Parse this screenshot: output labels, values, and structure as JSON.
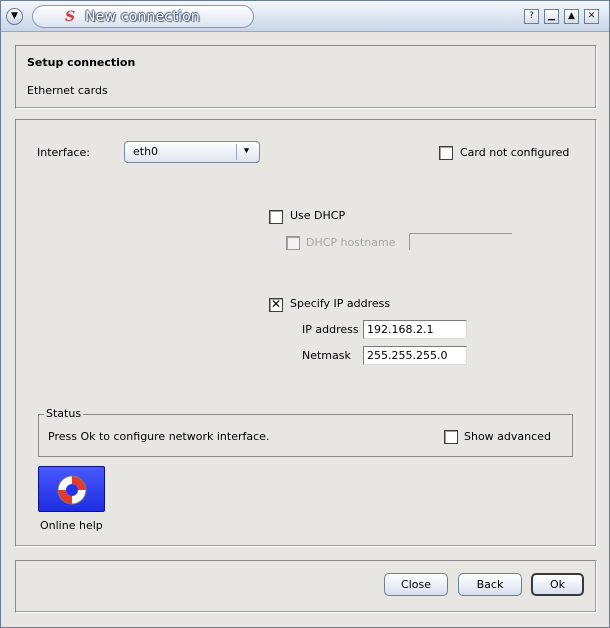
{
  "window": {
    "title": "New connection",
    "logo_letter": "S"
  },
  "header": {
    "title": "Setup connection",
    "subtitle": "Ethernet cards"
  },
  "interface": {
    "label": "Interface:",
    "selected": "eth0",
    "card_not_configured_label": "Card not configured",
    "card_not_configured_checked": false
  },
  "dhcp": {
    "use_dhcp_label": "Use DHCP",
    "use_dhcp_checked": false,
    "hostname_label": "DHCP hostname",
    "hostname_checked": false,
    "hostname_value": ""
  },
  "ip": {
    "specify_label": "Specify IP address",
    "specify_checked": true,
    "check_glyph": "✕",
    "address_label": "IP address",
    "address_value": "192.168.2.1",
    "netmask_label": "Netmask",
    "netmask_value": "255.255.255.0"
  },
  "status": {
    "legend": "Status",
    "message": "Press Ok to configure network interface.",
    "show_advanced_label": "Show advanced",
    "show_advanced_checked": false
  },
  "help": {
    "label": "Online help",
    "icon": "lifebuoy-icon"
  },
  "buttons": {
    "close": "Close",
    "back": "Back",
    "ok": "Ok"
  },
  "colors": {
    "help_button": "#2432f0",
    "title_logo": "#d8383a"
  }
}
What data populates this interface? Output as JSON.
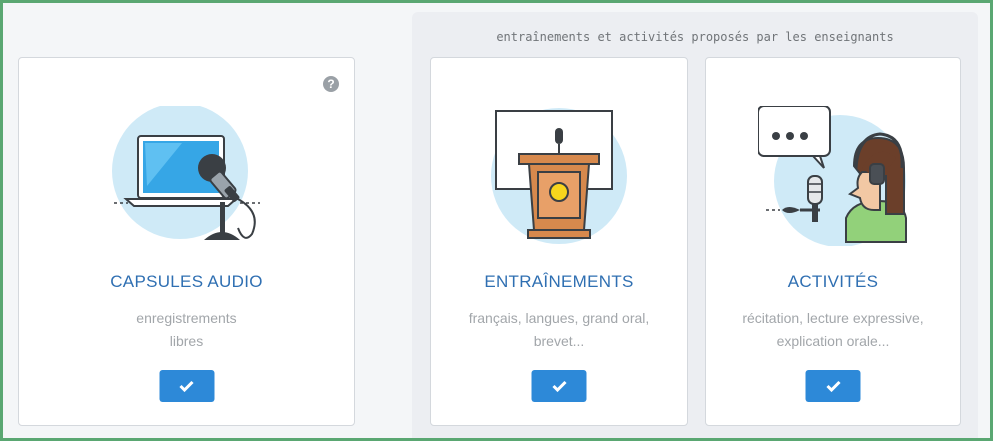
{
  "header": {
    "teacher_note": "entraînements et activités proposés par les enseignants"
  },
  "cards": [
    {
      "title": "CAPSULES AUDIO",
      "desc_line1": "enregistrements",
      "desc_line2": "libres",
      "help_glyph": "?",
      "icon": "laptop-microphone-icon"
    },
    {
      "title": "ENTRAÎNEMENTS",
      "desc_line1": "français, langues, grand oral,",
      "desc_line2": "brevet...",
      "icon": "podium-icon"
    },
    {
      "title": "ACTIVITÉS",
      "desc_line1": "récitation, lecture expressive,",
      "desc_line2": "explication orale...",
      "icon": "speaker-headset-icon"
    }
  ],
  "colors": {
    "accent": "#2d89d8",
    "title": "#2f6fb2",
    "frame": "#5aa772"
  }
}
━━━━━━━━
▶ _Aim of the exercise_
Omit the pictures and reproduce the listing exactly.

▶ _Solution below_
Parse this screenshot: output labels, values, and structure as JSON.
{
  "window": {
    "title": "New connection",
    "logo_letter": "S"
  },
  "header": {
    "title": "Setup connection",
    "subtitle": "Ethernet cards"
  },
  "interface": {
    "label": "Interface:",
    "selected": "eth0",
    "card_not_configured_label": "Card not configured",
    "card_not_configured_checked": false
  },
  "dhcp": {
    "use_dhcp_label": "Use DHCP",
    "use_dhcp_checked": false,
    "hostname_label": "DHCP hostname",
    "hostname_checked": false,
    "hostname_value": ""
  },
  "ip": {
    "specify_label": "Specify IP address",
    "specify_checked": true,
    "check_glyph": "✕",
    "address_label": "IP address",
    "address_value": "192.168.2.1",
    "netmask_label": "Netmask",
    "netmask_value": "255.255.255.0"
  },
  "status": {
    "legend": "Status",
    "message": "Press Ok to configure network interface.",
    "show_advanced_label": "Show advanced",
    "show_advanced_checked": false
  },
  "help": {
    "label": "Online help",
    "icon": "lifebuoy-icon"
  },
  "buttons": {
    "close": "Close",
    "back": "Back",
    "ok": "Ok"
  },
  "colors": {
    "help_button": "#2432f0",
    "title_logo": "#d8383a"
  }
}
What data populates this interface? Output as JSON.
{
  "header": {
    "teacher_note": "entraînements et activités proposés par les enseignants"
  },
  "cards": [
    {
      "title": "CAPSULES AUDIO",
      "desc_line1": "enregistrements",
      "desc_line2": "libres",
      "help_glyph": "?",
      "icon": "laptop-microphone-icon"
    },
    {
      "title": "ENTRAÎNEMENTS",
      "desc_line1": "français, langues, grand oral,",
      "desc_line2": "brevet...",
      "icon": "podium-icon"
    },
    {
      "title": "ACTIVITÉS",
      "desc_line1": "récitation, lecture expressive,",
      "desc_line2": "explication orale...",
      "icon": "speaker-headset-icon"
    }
  ],
  "colors": {
    "accent": "#2d89d8",
    "title": "#2f6fb2",
    "frame": "#5aa772"
  }
}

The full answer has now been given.